LAS VEGAS (KLAS) — Nevada aviator John Lear’s death Tuesday night has sent ripples through the worlds of aviation and conspiracy theories. Lear was widely known for his claims about UFOs and Area 51, but also for a lifetime of daring exploits in everything that could fly.
“Most people think I’m absolutely nuts and that’s OK with me,” Lear told 8 News Now in a 2007 interview.
He didn’t mind when people attacked his wild stories. In fact, he reveled in it. He came to be known as the “Godfather of Conspiracies,” but anyone who was given the tour of his jam-packed den knew there was a lot more to Lear than tall tales. Those walls were a museum of his life, pictures with the famous and infamous, of planes he had flown, secret places, and projects he’d investigated. Regret wasn’t a word he was known to use.
George Knapp: “Would you do it the same way.”
John Lear: “Exactly the same way.”
Lear was the son of a world-famous man.
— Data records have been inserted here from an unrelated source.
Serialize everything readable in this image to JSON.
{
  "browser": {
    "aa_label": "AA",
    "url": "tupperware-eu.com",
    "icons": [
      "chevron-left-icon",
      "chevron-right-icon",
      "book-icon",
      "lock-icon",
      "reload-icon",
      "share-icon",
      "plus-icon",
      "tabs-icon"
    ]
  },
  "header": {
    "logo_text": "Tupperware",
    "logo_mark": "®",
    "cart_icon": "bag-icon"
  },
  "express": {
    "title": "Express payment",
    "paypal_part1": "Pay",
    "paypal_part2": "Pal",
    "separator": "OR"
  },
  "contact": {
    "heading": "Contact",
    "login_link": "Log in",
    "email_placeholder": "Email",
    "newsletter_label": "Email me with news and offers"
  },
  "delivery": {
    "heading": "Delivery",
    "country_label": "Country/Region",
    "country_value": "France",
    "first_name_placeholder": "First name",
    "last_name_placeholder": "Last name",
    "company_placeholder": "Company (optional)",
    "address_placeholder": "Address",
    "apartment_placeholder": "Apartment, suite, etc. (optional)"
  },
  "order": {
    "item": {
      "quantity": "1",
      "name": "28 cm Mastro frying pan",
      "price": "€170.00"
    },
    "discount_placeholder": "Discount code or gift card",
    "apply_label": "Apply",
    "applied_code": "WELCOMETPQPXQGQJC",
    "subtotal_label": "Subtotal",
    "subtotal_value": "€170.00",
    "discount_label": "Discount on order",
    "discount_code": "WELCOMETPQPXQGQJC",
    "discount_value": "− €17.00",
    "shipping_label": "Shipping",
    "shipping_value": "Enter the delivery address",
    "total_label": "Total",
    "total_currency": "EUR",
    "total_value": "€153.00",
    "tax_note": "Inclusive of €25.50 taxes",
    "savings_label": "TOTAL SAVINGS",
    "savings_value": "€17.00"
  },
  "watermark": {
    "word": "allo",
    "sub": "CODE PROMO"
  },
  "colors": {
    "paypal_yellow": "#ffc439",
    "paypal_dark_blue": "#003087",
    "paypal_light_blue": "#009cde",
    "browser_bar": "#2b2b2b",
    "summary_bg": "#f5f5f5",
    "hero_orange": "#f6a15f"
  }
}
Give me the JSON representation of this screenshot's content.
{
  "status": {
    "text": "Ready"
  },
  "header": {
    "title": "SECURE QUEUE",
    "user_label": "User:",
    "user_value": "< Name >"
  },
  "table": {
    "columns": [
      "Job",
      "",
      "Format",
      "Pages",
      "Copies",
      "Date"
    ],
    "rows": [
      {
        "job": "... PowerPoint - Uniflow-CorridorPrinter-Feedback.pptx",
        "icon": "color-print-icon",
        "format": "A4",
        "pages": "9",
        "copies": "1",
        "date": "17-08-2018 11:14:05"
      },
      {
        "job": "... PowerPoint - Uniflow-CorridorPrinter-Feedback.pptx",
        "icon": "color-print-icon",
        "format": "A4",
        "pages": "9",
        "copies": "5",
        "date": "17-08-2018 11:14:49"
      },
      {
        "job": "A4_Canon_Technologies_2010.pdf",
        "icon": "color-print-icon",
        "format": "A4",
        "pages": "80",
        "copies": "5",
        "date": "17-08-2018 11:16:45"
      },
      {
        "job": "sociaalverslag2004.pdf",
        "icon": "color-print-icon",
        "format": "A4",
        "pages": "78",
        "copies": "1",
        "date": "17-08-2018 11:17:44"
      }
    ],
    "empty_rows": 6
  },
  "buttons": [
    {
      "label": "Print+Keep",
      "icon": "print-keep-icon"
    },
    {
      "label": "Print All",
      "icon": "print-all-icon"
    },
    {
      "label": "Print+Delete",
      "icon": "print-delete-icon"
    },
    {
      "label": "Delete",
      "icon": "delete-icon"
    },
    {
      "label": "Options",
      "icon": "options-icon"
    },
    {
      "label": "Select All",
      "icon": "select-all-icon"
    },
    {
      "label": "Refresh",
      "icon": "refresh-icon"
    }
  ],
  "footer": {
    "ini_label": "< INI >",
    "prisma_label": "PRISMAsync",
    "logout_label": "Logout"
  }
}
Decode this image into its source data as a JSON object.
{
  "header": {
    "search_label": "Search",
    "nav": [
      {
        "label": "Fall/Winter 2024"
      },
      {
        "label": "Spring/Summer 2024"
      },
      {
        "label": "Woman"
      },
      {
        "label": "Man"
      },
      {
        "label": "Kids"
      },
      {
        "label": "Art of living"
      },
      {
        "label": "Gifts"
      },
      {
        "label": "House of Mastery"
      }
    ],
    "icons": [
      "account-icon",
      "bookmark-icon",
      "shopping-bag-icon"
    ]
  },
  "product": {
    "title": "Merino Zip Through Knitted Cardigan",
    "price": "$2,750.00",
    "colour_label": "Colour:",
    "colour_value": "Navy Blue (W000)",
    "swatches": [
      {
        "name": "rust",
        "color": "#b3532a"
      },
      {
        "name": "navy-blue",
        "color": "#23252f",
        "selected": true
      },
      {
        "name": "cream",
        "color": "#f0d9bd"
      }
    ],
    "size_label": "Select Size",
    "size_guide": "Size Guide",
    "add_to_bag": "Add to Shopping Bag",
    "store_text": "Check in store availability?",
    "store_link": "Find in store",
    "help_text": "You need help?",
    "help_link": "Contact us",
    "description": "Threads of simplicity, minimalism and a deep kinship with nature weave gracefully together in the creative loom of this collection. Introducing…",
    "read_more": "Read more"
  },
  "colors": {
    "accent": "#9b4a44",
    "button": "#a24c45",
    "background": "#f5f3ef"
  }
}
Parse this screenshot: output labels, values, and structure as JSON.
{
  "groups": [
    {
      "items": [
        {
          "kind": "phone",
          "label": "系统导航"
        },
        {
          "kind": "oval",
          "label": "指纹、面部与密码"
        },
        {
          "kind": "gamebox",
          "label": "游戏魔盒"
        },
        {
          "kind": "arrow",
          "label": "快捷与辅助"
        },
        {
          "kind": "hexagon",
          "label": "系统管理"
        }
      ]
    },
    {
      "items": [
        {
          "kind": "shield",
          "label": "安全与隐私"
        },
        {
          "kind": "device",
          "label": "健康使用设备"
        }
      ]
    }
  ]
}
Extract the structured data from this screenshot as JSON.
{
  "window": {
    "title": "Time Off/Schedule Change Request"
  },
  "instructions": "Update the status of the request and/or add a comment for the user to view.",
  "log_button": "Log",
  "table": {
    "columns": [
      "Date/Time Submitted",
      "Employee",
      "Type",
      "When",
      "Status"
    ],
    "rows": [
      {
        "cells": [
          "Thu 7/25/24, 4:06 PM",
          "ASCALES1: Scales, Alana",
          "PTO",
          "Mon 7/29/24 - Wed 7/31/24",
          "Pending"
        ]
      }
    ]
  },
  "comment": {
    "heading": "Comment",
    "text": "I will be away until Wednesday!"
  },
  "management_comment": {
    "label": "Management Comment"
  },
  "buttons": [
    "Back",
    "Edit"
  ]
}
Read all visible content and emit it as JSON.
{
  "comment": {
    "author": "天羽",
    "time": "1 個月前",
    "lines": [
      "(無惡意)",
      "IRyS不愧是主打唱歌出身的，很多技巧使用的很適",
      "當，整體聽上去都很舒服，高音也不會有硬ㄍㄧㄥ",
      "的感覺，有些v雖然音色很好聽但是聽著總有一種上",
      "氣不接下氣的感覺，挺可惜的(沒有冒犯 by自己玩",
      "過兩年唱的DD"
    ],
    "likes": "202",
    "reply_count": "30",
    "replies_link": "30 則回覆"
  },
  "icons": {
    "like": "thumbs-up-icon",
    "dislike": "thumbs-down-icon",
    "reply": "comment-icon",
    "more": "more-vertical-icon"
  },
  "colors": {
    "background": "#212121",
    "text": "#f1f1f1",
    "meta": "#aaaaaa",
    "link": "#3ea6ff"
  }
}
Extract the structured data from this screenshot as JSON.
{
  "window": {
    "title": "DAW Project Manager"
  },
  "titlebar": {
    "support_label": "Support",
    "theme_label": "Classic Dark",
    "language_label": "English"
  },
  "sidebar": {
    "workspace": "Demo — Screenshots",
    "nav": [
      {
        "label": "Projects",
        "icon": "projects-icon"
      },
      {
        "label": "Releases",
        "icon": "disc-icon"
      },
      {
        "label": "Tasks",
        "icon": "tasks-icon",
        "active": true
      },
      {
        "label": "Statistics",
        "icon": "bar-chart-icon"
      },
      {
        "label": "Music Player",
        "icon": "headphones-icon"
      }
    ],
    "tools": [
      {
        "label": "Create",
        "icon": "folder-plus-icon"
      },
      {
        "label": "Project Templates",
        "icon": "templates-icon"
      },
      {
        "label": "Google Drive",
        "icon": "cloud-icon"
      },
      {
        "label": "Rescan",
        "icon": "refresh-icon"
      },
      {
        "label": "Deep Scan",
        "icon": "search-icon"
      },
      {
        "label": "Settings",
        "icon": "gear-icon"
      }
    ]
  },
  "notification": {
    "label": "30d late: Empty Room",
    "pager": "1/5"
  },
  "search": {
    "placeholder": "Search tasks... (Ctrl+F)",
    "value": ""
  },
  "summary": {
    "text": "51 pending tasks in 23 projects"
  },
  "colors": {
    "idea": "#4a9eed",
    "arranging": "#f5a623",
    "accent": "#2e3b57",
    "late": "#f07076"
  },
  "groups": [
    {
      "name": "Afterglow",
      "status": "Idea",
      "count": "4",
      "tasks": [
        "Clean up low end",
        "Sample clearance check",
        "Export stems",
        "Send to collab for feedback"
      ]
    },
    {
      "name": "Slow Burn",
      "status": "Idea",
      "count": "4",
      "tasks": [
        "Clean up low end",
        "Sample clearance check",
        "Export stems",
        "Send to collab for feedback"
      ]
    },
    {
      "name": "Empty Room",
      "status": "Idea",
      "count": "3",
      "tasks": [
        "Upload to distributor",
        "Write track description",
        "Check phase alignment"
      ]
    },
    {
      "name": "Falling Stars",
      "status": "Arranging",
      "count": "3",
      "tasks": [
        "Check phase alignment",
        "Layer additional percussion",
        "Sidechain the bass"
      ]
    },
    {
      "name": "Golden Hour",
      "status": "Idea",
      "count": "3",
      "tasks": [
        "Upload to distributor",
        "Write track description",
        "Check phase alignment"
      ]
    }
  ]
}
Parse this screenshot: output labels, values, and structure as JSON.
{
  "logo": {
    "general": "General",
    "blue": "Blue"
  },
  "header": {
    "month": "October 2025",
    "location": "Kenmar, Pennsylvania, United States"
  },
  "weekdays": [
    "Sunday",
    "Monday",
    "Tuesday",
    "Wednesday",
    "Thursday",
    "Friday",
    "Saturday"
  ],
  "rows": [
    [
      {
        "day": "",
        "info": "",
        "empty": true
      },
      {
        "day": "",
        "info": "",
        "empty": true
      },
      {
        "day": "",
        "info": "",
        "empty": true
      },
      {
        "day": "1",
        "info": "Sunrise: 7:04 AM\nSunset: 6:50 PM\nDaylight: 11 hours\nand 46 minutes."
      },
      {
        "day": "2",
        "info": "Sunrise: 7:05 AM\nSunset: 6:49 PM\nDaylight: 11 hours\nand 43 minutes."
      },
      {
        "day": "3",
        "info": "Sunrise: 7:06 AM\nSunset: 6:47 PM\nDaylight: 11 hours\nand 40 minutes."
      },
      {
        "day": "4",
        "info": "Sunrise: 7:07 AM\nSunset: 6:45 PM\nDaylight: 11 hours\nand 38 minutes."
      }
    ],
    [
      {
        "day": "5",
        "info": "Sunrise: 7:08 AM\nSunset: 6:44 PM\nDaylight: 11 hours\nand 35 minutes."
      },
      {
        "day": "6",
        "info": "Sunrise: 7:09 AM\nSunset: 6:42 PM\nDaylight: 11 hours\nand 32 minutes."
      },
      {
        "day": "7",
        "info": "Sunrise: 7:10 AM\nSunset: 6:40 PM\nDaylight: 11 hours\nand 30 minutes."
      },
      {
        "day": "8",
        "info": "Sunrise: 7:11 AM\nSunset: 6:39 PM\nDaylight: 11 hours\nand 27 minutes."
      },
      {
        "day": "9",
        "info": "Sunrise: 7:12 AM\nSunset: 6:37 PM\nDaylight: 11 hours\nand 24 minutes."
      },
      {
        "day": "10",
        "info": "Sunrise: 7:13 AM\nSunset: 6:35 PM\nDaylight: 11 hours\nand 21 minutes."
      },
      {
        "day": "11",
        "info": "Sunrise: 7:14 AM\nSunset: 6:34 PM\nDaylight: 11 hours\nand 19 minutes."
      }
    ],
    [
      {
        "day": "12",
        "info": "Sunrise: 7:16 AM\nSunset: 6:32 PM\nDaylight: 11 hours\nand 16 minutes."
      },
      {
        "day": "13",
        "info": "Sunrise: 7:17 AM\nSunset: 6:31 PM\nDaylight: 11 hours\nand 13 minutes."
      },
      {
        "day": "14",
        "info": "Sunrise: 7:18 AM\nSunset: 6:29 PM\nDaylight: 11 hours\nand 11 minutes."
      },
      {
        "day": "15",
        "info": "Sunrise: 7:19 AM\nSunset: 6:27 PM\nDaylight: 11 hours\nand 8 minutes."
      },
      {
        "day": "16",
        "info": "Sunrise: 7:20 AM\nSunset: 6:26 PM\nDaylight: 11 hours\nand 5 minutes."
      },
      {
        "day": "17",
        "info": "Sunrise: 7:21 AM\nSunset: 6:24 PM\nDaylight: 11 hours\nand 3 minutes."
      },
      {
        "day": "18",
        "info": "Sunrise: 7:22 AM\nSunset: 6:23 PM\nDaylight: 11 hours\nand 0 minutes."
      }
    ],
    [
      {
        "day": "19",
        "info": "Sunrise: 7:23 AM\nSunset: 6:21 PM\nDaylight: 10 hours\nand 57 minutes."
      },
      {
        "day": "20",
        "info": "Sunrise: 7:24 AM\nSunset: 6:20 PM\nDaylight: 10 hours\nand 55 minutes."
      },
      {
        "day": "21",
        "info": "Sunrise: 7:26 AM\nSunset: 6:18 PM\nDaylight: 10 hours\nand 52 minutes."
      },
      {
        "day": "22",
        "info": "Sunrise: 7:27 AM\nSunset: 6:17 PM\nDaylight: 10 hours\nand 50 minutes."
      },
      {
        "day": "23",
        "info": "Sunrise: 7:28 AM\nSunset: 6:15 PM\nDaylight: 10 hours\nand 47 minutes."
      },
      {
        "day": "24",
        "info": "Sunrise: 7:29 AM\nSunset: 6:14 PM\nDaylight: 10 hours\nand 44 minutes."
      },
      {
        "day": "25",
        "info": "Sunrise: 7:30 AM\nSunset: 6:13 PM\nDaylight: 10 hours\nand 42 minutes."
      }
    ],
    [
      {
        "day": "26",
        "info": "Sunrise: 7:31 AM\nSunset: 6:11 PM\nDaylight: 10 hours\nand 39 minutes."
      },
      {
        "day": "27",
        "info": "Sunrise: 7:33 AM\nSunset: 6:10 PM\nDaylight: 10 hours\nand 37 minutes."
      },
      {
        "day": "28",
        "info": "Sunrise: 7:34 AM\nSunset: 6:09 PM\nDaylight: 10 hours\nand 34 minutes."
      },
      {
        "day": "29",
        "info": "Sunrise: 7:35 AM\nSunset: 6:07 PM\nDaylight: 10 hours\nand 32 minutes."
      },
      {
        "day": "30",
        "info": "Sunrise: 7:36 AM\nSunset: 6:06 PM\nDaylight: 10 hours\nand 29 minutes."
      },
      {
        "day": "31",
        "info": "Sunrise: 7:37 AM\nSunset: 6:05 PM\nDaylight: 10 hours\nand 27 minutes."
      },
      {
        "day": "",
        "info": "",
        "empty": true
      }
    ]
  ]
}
His father, Bill Lear, created the Lear jet and invented the 8-Track tape system. Determined to carve out his own path, Lear dove into aviation, becoming an accomplished pilot at a young age, eventually setting multiple world records in all manner of planes. His daredevil life came with a cost — serious injuries caused by plane crashes he shouldn’t have survived.
During the Vietnam era, he flew cargo planes for the CIA and continued to court danger by flying in and out of other hotspots. His contacts in the aerospace world were extensive, and Lear became interested in secret planes and projects. In the 80s he and a few friends started staking out obscure bases in the Nevada desert, places that later became world-famous.
Lear helped KLAS-TV break the story about the existence of a secret plane that was invisible to radar. In the mid-80s, he started hearing stories about a UFO coverup, and not surprisingly jumped in with both feet, making various media appearances to discuss his ideas.
“There’s always something going on there, some secret project going on there,” Lear said.
In March 1989, he accompanied a small group to the outskirts of Area 51. Three Wednesday nights in a row, they watched a glowing disc rise above the mountains over Papoose Lake, a dry lake bed.
On March 29, 1989, Lear and friends recorded video of this object, a glowing disc that rose from a facility that officially didn’t exist. Ironically, March 29 was the same date Lear died at his Las Vegas home, though many years later.
The person who initiated the desert outing was a scientist who claimed he worked at Papoose on flying saucers. That scientist was interviewed live on television in May 1989 from Lear’s driveway, a tale that spread around the world.
Later that year, the identity of Lear’s friend was made public. Bob Lazar’s claims put Area 51 on the map, inspired movies, TV shows, and entire industries along what came to be known as Nevada’s Extraterrestrial Highway.
In his later years, Lear’s health declined. He could no longer fly but continued to share stories about increasingly outrageous conspiracies, enjoying the outrage they generated.
The crazy stories don’t obscure what was an amazing life. In the end, Lear figured he’d be vindicated.
“All I can tell you is when you find out the truth a month or years from now, you’ll look back and say, my gosh, the son of a gun was right.” You can see that video clip at this link.
Lear instructed his daughter to issue this message after his death.
“Tell them John Lear has embarked on his next adventure.”
Statements sent following Lear’s death
“John was a great pal for over 30 years – if you were lucky enough to meet him, you know he was an unforgettable and unique person. If he didn’t make you think he certainly made you smile. I’ll truly miss him.”
Aviation writer Jim Goodall:
“John Lear came into my life just short of a half-century in early 1973.
One of John’s favorite pranks was to pretend he was livid at you for something you had no knowledge of. He’d almost be foaming at the mouth. But you had to watch his eyes.
If you detected that “John Lear” gleam in his eyes, you knew he was just pulling your leg. And when caught, he would respond with a big belly laugh.”
Lear’s friend Gene Huff:
“If you were never entertained, educated, or astonished by John Lear, you never spoke to him! Ufology will never be the same without him.”
Jeremy Corbell, filmmaker:
“John Lear was a legend both for his aviation accomplishments and for his dynamic contributions to the study of the UFO mystery. Everything we’re seeing unfold today in the UFO field would not have been possible without John Lear. He was one of a kind.”
John Lear’s daughter said her father asked her to post this message on his Facebook page when he went on to his next lifetime.
“Angels are allowed a few mistakes but he tried not to abuse that privilege.”